This same idea applies to financial planning. We have a process for delivering advice, but that advice is personalized for each client. Just like each pitcher has a unique combination of pitches, each client has a unique combination of income, goals, and resources. The process for creating a good financial plan for a client begins with understanding where they are, where they want to go, and then come up with the most efficient way to get there. The client’s financial plan is the roadmap that gets them to where they want to be. It also serves as a baseline to compare how the team is doing along the way.

It takes trust and time to really get to the issues that mean the most to clients. Some might not even know they were dealing with a certain issue when they first came to see us, but that issue often ends up being the most important. There have been numerous times that clients initially engage us in financial planning for one reason or question and through our work together come to realize what is really important to them is something completely different.

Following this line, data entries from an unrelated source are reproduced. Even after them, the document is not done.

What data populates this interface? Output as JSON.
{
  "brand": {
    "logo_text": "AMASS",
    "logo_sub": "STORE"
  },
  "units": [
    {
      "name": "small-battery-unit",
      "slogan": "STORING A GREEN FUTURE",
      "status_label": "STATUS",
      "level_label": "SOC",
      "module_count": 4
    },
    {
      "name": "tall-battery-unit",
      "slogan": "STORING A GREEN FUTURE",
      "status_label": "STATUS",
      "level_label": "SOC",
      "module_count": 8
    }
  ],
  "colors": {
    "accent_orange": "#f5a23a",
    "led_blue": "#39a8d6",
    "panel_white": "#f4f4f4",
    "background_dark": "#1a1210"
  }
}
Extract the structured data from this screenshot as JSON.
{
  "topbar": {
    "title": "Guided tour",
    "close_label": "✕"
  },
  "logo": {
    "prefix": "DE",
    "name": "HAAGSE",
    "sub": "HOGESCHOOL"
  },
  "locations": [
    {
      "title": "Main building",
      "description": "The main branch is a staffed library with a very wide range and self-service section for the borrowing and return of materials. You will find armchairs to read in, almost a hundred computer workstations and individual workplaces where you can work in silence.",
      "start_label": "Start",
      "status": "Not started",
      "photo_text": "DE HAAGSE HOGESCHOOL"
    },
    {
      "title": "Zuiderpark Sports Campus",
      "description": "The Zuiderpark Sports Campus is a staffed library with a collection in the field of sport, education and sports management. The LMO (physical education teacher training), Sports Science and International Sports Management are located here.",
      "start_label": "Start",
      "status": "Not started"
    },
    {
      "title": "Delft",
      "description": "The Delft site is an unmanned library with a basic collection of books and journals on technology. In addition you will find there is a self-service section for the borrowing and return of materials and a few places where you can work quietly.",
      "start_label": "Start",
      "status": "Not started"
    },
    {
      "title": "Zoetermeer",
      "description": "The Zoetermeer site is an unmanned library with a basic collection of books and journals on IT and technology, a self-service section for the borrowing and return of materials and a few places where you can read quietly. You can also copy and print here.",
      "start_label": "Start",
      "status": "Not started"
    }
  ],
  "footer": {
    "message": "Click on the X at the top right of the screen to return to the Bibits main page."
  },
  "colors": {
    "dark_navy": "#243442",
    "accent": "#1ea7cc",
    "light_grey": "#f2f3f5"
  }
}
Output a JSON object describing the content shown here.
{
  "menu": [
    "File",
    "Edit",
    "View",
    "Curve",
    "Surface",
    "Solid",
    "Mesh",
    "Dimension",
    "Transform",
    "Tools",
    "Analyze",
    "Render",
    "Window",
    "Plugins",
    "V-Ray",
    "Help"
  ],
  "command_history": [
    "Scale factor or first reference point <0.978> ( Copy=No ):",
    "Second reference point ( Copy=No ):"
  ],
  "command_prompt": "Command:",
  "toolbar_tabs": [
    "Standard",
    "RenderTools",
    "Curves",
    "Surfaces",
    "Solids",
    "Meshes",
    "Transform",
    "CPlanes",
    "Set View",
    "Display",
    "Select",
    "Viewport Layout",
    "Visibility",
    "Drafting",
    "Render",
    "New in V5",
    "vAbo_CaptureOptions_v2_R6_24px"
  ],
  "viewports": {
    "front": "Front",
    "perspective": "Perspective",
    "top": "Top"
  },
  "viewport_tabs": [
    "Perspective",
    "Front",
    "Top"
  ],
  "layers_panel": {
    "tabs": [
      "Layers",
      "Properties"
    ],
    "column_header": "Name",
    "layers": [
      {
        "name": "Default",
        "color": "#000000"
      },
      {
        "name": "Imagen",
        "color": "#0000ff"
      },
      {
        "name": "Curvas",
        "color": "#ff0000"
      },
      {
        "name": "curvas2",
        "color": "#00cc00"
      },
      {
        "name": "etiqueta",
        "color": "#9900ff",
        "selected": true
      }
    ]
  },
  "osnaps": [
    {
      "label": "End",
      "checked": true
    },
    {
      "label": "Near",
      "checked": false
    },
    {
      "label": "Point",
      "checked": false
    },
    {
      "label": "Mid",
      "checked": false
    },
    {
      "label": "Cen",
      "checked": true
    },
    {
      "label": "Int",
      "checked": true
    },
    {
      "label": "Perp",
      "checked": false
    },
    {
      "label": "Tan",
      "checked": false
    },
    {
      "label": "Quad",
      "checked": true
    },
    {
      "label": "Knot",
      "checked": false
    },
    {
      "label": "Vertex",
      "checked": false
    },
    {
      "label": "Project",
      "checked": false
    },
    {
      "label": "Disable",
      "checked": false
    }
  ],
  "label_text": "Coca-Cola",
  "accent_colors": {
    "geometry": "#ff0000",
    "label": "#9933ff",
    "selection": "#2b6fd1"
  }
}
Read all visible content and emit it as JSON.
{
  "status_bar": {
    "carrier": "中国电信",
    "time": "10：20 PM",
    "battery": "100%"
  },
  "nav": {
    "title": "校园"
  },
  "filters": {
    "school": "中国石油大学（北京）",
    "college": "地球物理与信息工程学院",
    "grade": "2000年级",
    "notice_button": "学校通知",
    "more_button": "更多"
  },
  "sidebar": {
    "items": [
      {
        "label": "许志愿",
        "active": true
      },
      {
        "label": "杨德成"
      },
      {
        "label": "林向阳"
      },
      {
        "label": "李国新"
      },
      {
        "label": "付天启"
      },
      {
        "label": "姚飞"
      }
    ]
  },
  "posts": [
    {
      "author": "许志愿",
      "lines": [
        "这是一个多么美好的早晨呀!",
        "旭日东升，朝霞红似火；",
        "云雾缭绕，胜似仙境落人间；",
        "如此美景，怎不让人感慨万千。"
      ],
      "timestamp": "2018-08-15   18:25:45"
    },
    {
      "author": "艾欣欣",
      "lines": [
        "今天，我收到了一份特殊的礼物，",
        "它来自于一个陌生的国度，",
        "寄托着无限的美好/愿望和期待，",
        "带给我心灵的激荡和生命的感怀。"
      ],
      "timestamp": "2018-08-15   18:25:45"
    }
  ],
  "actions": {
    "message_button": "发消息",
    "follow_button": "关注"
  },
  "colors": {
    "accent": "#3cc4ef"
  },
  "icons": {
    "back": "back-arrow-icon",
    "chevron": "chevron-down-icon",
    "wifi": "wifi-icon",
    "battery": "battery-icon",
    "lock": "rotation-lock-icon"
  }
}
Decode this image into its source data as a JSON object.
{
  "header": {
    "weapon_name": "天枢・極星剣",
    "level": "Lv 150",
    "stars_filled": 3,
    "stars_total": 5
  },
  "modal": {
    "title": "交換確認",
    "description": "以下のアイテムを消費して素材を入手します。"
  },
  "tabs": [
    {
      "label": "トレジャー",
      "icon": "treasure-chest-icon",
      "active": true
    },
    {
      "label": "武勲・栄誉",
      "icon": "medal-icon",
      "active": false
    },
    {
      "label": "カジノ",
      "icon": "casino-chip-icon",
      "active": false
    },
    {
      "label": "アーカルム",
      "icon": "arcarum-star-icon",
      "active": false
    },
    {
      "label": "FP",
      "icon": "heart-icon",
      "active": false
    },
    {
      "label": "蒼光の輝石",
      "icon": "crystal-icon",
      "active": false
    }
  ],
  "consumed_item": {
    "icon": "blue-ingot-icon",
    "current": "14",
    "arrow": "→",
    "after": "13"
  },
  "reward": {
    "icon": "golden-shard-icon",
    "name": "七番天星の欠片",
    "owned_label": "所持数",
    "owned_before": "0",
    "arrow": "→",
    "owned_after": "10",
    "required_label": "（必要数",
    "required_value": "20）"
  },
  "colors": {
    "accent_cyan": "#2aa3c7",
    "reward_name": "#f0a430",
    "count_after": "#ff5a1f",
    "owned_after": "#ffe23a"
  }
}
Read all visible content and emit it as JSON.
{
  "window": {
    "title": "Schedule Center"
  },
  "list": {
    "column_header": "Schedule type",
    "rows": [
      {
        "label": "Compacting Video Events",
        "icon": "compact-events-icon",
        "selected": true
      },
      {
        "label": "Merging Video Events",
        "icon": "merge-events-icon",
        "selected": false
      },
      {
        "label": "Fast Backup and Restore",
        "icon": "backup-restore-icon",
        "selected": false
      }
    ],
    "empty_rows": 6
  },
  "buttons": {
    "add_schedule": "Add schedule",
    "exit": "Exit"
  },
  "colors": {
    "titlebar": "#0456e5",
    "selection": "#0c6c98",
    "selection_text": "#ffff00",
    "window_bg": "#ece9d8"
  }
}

This is why it is often difficult to convey the value of financial planning to someone who hasn’t done it successfully; it’s unique, it’s emotional, and it’s complicated.

Once we understand where the client is and have clarified where they are trying to go, we set out to increase their chances of getting there. No two financial planning situations are the same, so we use a different combination of financial planning tools to help each client. Although retirement planning might seem to be a separate issue from estate planning or investment management, they are all interrelated and a change in one area affects the others. It would be stretching the truth to say that we always look forward to reading an article on upcoming financial regulation or tax law, but it makes it all worth it when those pieces can come together to help a client.

Delivering the right advice, at the right time and for the right reason is the best part of the job.

I can remember throwing a tennis ball against my wooden fence as a kid. I would throw sidearm, try a goofy new windup I saw on television and grip the ball in all sorts of different ways in an attempt to improve. But ultimately the things that helped me become the best pitcher I could be didn’t have much to do with my experimenting in the backyard. It came from coaches helping me develop a repeatable and consistent delivery that I could build from.

Debating the investment merits of Nike stock versus Under Armour stock can be interesting, educational, and entertaining, but should not be at the center of your long-term investment strategy. Your investment and financial plans should be thoughtful, efficient, and ultimately deliver you peace of mind. Some clients expect a financial plan to be a document with a detailed list of tasks to complete with deadlines, but that list often changes over time because clients’ lives are changing over time. That’s why financial planning is a process; it requires monitoring and adjustments and is never done. Life can feel like a pitcher going into a windup with a lot of moving parts, but it’s our job to help clients simplify their lives into something that feels more like a pitcher pitching from the stretch. Simplifying our clients’ lives and helping them understand what to focus on is the most important job we have. Our investment and planning processes can help to do just that.